Mitchell spent five years crossing the Atlantic to mediate the parties concerned.[amazon_link asins=’1510447679′ template=’ProductAd’ store=’britresources-21′ marketplace=’UK’ link_id=’077edc35-3960-496e-b4e9-9370d458c1eb’]

As things turned in 1998 he had a vital role between the parties. His work culminated in the Good Friday Agreement (Belfast Agreement) of 1998 and, ultimately, the decommissioning of the Irish Republican Army. In 1999 received the Presidential Medal of Freedom, the UNESCO Peace Prize, and an honorary knighthood in the Order of the British Empire.

“Violence or the threat of violence will not solve the problems of Northern Ireland. The only way forward to peace, political stability and reconciliation is through democratic means,” said Mitchell.

The Northern Ireland Act, 1998

The Northern Ireland Act, 1998 cemented the provisions set out under the Belfast Agreement and a new Stormont Parliament was created.

It was designed to have ministers from both communities, created some joint institutions with the Irish Republic. On the constitutional question of whether Northern Ireland should remain in the UK or become part of a united Ireland, it was agreed that there would be no change without the consent of the majority. This is called the ‘principle of consent’.

This Act repealed the Government of Ireland Act of 1920, which partitioned Ireland.
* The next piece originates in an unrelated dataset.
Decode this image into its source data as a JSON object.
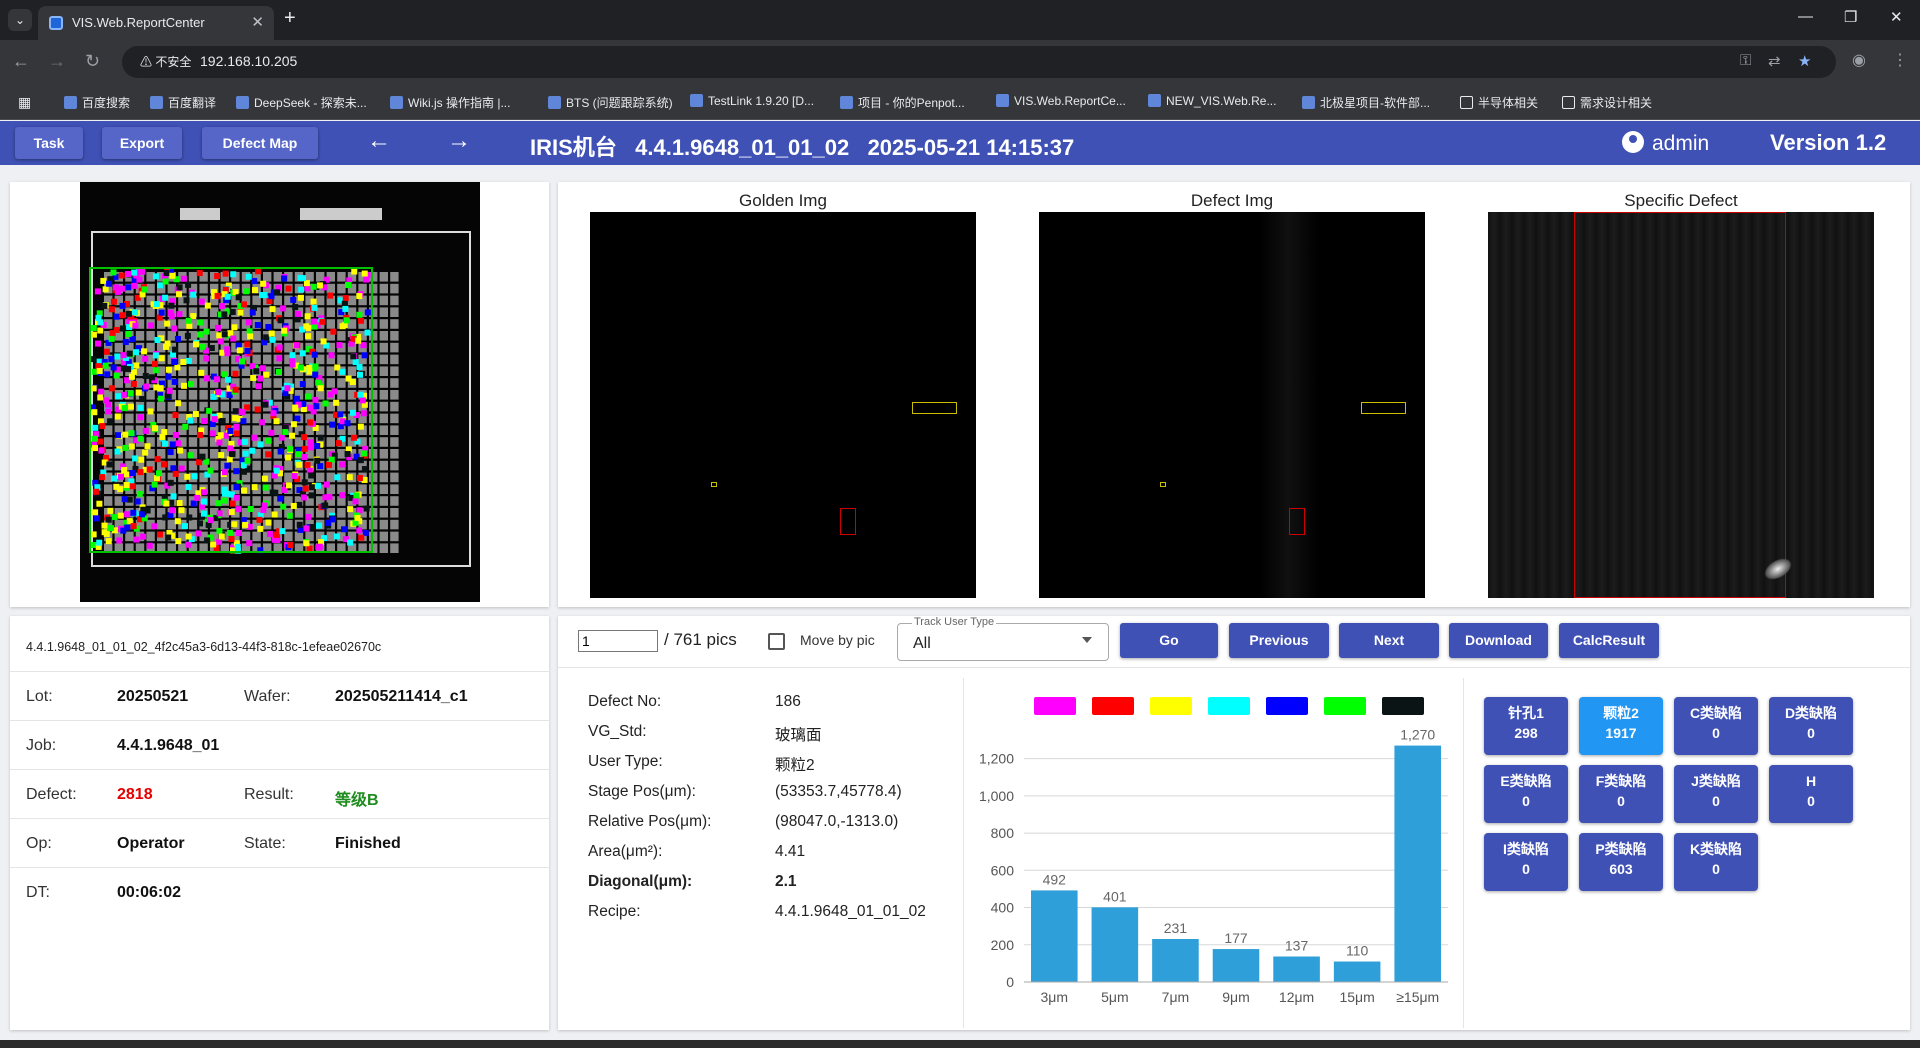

The new law now stated that:

‘Northern Ireland in its entirety remains part of the United Kingdom and shall not cease to be so without the consent of a majority of the people of Northern Ireland voting in a poll … But if the wish expressed by a majority in such a poll is that Northern Ireland should cease to be part of the United Kingdom and form part of a united Ireland, the Secretary of State shall lay before Parliament such proposals to give effect to that wish as may be agreed between Her Majesty’s Government in the United Kingdom and the Government of Ireland.’
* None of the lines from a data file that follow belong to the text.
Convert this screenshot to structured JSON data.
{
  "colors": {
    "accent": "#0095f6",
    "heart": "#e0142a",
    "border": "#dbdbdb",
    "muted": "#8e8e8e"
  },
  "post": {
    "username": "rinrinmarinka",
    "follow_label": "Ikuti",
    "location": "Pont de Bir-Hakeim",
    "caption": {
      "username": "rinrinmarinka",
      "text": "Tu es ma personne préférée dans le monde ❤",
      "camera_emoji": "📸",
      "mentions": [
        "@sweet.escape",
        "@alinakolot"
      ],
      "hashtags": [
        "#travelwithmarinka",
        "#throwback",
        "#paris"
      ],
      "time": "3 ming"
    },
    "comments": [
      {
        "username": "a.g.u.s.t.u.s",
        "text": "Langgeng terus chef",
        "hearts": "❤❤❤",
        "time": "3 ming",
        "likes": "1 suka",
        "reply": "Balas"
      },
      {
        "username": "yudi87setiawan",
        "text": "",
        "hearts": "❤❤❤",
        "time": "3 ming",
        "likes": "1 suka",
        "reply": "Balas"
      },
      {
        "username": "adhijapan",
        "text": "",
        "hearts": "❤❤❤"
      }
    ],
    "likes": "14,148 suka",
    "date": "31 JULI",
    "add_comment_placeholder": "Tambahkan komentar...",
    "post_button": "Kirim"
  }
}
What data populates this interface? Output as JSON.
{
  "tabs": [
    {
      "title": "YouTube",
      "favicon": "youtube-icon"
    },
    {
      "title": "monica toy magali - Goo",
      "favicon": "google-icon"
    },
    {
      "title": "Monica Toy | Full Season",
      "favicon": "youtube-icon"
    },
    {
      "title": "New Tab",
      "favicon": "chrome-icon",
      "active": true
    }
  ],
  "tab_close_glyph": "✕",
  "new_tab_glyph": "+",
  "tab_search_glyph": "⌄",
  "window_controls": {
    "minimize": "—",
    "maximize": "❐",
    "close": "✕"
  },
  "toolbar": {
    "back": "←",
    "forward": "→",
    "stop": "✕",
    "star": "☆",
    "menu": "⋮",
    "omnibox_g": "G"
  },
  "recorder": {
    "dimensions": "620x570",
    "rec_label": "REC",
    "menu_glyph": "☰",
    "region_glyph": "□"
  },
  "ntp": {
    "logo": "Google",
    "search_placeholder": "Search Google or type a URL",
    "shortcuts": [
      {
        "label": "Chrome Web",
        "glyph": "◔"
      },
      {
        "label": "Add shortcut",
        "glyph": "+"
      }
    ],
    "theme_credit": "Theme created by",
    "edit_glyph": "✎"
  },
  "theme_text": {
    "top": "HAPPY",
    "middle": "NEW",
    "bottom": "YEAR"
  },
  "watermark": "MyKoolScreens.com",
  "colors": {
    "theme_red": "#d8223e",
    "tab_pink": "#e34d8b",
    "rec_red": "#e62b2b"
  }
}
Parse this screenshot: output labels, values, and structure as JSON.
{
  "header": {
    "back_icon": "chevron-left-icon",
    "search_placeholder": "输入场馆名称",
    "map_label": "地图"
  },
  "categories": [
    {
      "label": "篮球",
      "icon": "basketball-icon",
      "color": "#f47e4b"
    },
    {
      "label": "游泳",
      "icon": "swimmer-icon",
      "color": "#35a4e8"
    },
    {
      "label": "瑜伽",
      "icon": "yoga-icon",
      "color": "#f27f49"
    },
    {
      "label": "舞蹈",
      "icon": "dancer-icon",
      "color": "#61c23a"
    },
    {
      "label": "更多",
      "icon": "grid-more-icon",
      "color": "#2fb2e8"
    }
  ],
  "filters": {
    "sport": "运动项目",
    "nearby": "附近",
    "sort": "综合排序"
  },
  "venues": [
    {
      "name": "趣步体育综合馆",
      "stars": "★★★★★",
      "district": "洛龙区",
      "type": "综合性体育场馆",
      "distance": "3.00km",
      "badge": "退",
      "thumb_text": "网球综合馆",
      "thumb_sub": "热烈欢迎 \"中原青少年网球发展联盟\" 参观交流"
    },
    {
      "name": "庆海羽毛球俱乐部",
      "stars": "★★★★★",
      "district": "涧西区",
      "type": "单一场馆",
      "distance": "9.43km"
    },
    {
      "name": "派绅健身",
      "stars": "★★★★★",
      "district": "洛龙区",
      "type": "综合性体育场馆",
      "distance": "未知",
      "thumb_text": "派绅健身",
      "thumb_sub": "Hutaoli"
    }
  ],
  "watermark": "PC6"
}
The new Northern Ireland Assembly saw people elected under a proportional voting system so that both communities were fairly represented, a Government run by a power-sharing Executive so that all parties achieving a significant vote would be included, and cross-border cooperation with the Irish Republic.

There were also proposals on the decommissioning of paramilitary weapons, the future of policing in Northern Ireland and the early release of paramilitary prisoners.
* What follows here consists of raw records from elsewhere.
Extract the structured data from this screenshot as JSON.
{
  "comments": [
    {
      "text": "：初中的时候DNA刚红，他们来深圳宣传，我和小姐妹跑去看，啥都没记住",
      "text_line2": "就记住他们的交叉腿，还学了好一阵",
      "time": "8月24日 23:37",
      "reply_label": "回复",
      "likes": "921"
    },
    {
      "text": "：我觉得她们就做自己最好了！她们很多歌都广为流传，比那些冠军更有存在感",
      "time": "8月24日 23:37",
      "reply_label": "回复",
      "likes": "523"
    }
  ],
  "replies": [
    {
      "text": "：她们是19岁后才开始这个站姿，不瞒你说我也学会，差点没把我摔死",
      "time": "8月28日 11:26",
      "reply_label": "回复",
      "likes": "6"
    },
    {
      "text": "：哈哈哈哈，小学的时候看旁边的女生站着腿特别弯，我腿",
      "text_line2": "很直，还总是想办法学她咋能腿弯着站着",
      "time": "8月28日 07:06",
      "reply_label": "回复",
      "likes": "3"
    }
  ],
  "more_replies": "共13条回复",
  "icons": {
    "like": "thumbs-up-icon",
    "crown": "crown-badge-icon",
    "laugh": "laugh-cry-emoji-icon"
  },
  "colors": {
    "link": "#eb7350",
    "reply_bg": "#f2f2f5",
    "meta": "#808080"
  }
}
The First Minister and Deputy First Minister have to have support from a majority of Nationalist and Unionist members of the Assembly. The Assembly controls most domestic areas such as education, agriculture, employment, housing and health.

Putting it to their parties and to the people

The Democratic Unionist Party, under Ian Paisley campaigned for a No vote. Some members of parliament joined them from the Ulster Unionist Party who did not support their leader David Trimble.

On 22 May 1998 a referendum was held in Northern Ireland to ratify the Good Friday Agreement. On the same day a referendum was held in the Republic of Ireland asking the Irish people to agree to the 19th Amendment of the Constitution of Ireland and sharing political institutions with the north.

In Northern Ireland, 676,966 people voted in favour of the deal, while 274,879 voted against. The ‘yes’ vote was 71.12%. Turnout was a record 81.10%.

In the Republic of Ireland the recorded ‘yes’ vote was 94.39%, with 1,442,583 people voting in favour and 85,748 voting against.

In their words

“This is the result we have worked for and wanted… it’s another giant stride along the path to peace, hope and the future.” – Prime Minister Tony Blair

“Three to one have supported the referendum. That is a resounding victory for all the people of Northern Ireland.” – Mo Mowlam, Northern Ireland Secretary

“It is quite clear that a majority of unionists – not as big a majority of unionists as I would have liked – but a clear majority – have endorsed this agreement. We have taken an important step forward.” David Trimble – Ulster Unionist Party leader.

A difficult start

The Good Friday Agreement came into force in December 1998. Tensions came putting into practice new arrangements on decommissioning paramilitary weapons, policing and the annual marches.

Attacks continued from dissidents such as the Real IRA who opposed the peace agreement. The most shocking was a bomb in Omagh, which killed over twenty people who were just out shopping.